Which Course Should I Take?
For anyone new to hand embroidery, we would advise commencing with the Introduction to Jacobean Crewelwork Course.
Crewelwork uses crewel wool which is thicker and easier to handle than fine threads used in other techniques. It also features a range of stitches and colours which offer an excellent starting point in hand embroidery.
If you enjoy cross stitch, then you could also start with either Blackwork or Canvaswork as these combine a counting technique. Blackwork features continuous patterns to give the ability to shade from dark to light. Canvaswork covers the entire background of a piece with a variety of counted textural stitches.
Introduction to Jacobean Crewelwork
Jacobean Crewelwork is a traditional embroidery technique that the RSN teaches as a first step because you can learn many different stitches. This course will give you a good grounding in hand embroidery before moving on to more complex techniques.
Introduction to Blackwork
Blackwork embroidery dates back to the 16th century when it was used to embellish fine clothes, but this RSN beginners Blackwork course will teach you how to create a striking puffin design using traditional stitches combined with more modern techniques to create tone and texture.
Introduction to Goldwork
Goldwork is a traditional technique that uses a sewing thread to hold metal threads on the surface of the fabric, making it a unique style of embroidery. With a variety of textures of metal, you will create an eye-catching flower design using a range of interesting Goldwork techniques.
Introduction to Whitework
Whitework is a traditional hand embroidery technique that features white thread on a white background. Often used on bridal and christening gowns, Whitework has a timeless elegance and requires a range of skills.
Introduction to Silk Shading
Silk Shading is a beautiful technique that uses long and short stitches to create realistic colour blending and is often referred to as painting with thread.
Introduction to Canvaswork

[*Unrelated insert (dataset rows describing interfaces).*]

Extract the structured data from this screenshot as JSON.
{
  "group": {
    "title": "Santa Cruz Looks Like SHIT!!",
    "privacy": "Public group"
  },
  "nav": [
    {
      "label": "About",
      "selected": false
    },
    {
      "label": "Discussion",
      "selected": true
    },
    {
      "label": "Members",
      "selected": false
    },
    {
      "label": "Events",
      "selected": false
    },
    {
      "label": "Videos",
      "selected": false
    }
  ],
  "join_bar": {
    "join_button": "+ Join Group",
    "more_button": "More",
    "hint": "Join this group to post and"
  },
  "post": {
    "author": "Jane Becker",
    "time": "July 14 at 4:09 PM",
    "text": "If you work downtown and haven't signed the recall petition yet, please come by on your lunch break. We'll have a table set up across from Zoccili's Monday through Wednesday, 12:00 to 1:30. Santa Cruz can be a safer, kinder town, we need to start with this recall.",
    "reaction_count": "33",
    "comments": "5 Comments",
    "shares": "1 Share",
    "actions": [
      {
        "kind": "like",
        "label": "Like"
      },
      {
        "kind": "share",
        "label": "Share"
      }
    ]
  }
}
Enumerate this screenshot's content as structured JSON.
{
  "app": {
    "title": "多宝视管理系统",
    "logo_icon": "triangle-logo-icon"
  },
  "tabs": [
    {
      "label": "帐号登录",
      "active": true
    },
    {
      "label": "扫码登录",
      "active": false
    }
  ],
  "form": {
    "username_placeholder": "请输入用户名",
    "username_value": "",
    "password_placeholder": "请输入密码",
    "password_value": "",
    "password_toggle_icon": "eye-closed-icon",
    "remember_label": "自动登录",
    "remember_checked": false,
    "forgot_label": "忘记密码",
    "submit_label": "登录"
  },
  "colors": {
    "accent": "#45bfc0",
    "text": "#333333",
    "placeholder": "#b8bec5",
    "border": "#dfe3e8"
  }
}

With origins in medieval times, Canvaswork became popular in the late 16th century when it was used for seat covers and rugs. Today, we use Canvaswork to create realistic embroidery pieces using a range of stitches for texture and depth, and colour blending to achieve a lifelike effect.